**EXERCISE GOAL:** In the copy, include every entry exactly but none of the images.

**Source data:**
================================

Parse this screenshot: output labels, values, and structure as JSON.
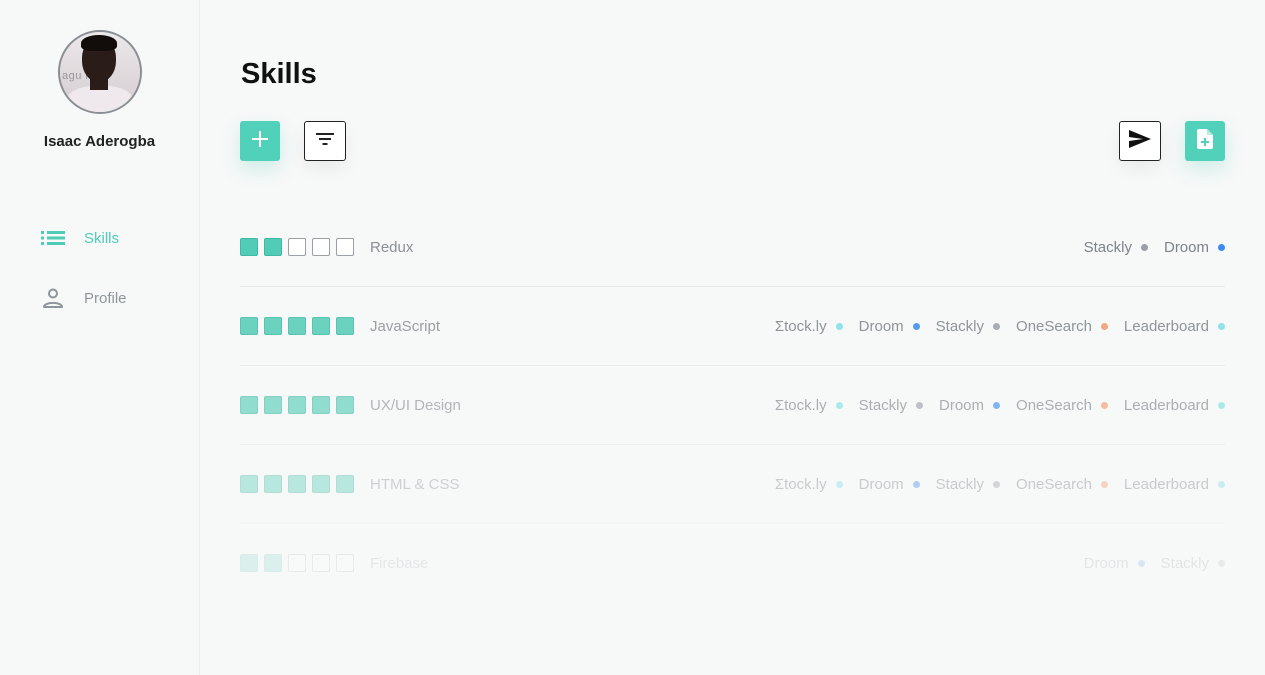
{
  "user": {
    "name": "Isaac Aderogba",
    "avatar_text": "agu n"
  },
  "nav": [
    {
      "label": "Skills",
      "icon": "list-icon",
      "active": true
    },
    {
      "label": "Profile",
      "icon": "person-icon",
      "active": false
    }
  ],
  "page": {
    "title": "Skills"
  },
  "toolbar": {
    "add_icon": "plus-icon",
    "filter_icon": "filter-icon",
    "send_icon": "send-icon",
    "doc_icon": "note-add-icon"
  },
  "colors": {
    "accent": "#52d1ba",
    "dot_gray": "#9aa0a6",
    "dot_blue": "#3b8bf0",
    "dot_cyan": "#7fe0e6",
    "dot_orange": "#f39a6e"
  },
  "skills": [
    {
      "name": "Redux",
      "level": 2,
      "opacity": 1.0,
      "projects": [
        {
          "name": "Stackly",
          "color": "#9aa0a6"
        },
        {
          "name": "Droom",
          "color": "#3b8bf0"
        }
      ]
    },
    {
      "name": "JavaScript",
      "level": 5,
      "opacity": 0.85,
      "projects": [
        {
          "name": "Σtock.ly",
          "color": "#7fe0e6"
        },
        {
          "name": "Droom",
          "color": "#3b8bf0"
        },
        {
          "name": "Stackly",
          "color": "#9aa0a6"
        },
        {
          "name": "OneSearch",
          "color": "#f39a6e"
        },
        {
          "name": "Leaderboard",
          "color": "#7fe0e6"
        }
      ]
    },
    {
      "name": "UX/UI Design",
      "level": 5,
      "opacity": 0.62,
      "projects": [
        {
          "name": "Σtock.ly",
          "color": "#7fe0e6"
        },
        {
          "name": "Stackly",
          "color": "#9aa0a6"
        },
        {
          "name": "Droom",
          "color": "#3b8bf0"
        },
        {
          "name": "OneSearch",
          "color": "#f39a6e"
        },
        {
          "name": "Leaderboard",
          "color": "#7fe0e6"
        }
      ]
    },
    {
      "name": "HTML & CSS",
      "level": 5,
      "opacity": 0.38,
      "projects": [
        {
          "name": "Σtock.ly",
          "color": "#7fe0e6"
        },
        {
          "name": "Droom",
          "color": "#3b8bf0"
        },
        {
          "name": "Stackly",
          "color": "#9aa0a6"
        },
        {
          "name": "OneSearch",
          "color": "#f39a6e"
        },
        {
          "name": "Leaderboard",
          "color": "#7fe0e6"
        }
      ]
    },
    {
      "name": "Firebase",
      "level": 2,
      "opacity": 0.16,
      "projects": [
        {
          "name": "Droom",
          "color": "#3b8bf0"
        },
        {
          "name": "Stackly",
          "color": "#9aa0a6"
        }
      ]
    }
  ]
}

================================

**TASK OUTPUT:**
Parse this screenshot: output labels, values, and structure as JSON.
{
  "user": {
    "name": "Isaac Aderogba",
    "avatar_text": "agu n"
  },
  "nav": [
    {
      "label": "Skills",
      "icon": "list-icon",
      "active": true
    },
    {
      "label": "Profile",
      "icon": "person-icon",
      "active": false
    }
  ],
  "page": {
    "title": "Skills"
  },
  "toolbar": {
    "add_icon": "plus-icon",
    "filter_icon": "filter-icon",
    "send_icon": "send-icon",
    "doc_icon": "note-add-icon"
  },
  "colors": {
    "accent": "#52d1ba",
    "dot_gray": "#9aa0a6",
    "dot_blue": "#3b8bf0",
    "dot_cyan": "#7fe0e6",
    "dot_orange": "#f39a6e"
  },
  "skills": [
    {
      "name": "Redux",
      "level": 2,
      "opacity": 1.0,
      "projects": [
        {
          "name": "Stackly",
          "color": "#9aa0a6"
        },
        {
          "name": "Droom",
          "color": "#3b8bf0"
        }
      ]
    },
    {
      "name": "JavaScript",
      "level": 5,
      "opacity": 0.85,
      "projects": [
        {
          "name": "Σtock.ly",
          "color": "#7fe0e6"
        },
        {
          "name": "Droom",
          "color": "#3b8bf0"
        },
        {
          "name": "Stackly",
          "color": "#9aa0a6"
        },
        {
          "name": "OneSearch",
          "color": "#f39a6e"
        },
        {
          "name": "Leaderboard",
          "color": "#7fe0e6"
        }
      ]
    },
    {
      "name": "UX/UI Design",
      "level": 5,
      "opacity": 0.62,
      "projects": [
        {
          "name": "Σtock.ly",
          "color": "#7fe0e6"
        },
        {
          "name": "Stackly",
          "color": "#9aa0a6"
        },
        {
          "name": "Droom",
          "color": "#3b8bf0"
        },
        {
          "name": "OneSearch",
          "color": "#f39a6e"
        },
        {
          "name": "Leaderboard",
          "color": "#7fe0e6"
        }
      ]
    },
    {
      "name": "HTML & CSS",
      "level": 5,
      "opacity": 0.38,
      "projects": [
        {
          "name": "Σtock.ly",
          "color": "#7fe0e6"
        },
        {
          "name": "Droom",
          "color": "#3b8bf0"
        },
        {
          "name": "Stackly",
          "color": "#9aa0a6"
        },
        {
          "name": "OneSearch",
          "color": "#f39a6e"
        },
        {
          "name": "Leaderboard",
          "color": "#7fe0e6"
        }
      ]
    },
    {
      "name": "Firebase",
      "level": 2,
      "opacity": 0.16,
      "projects": [
        {
          "name": "Droom",
          "color": "#3b8bf0"
        },
        {
          "name": "Stackly",
          "color": "#9aa0a6"
        }
      ]
    }
  ]
}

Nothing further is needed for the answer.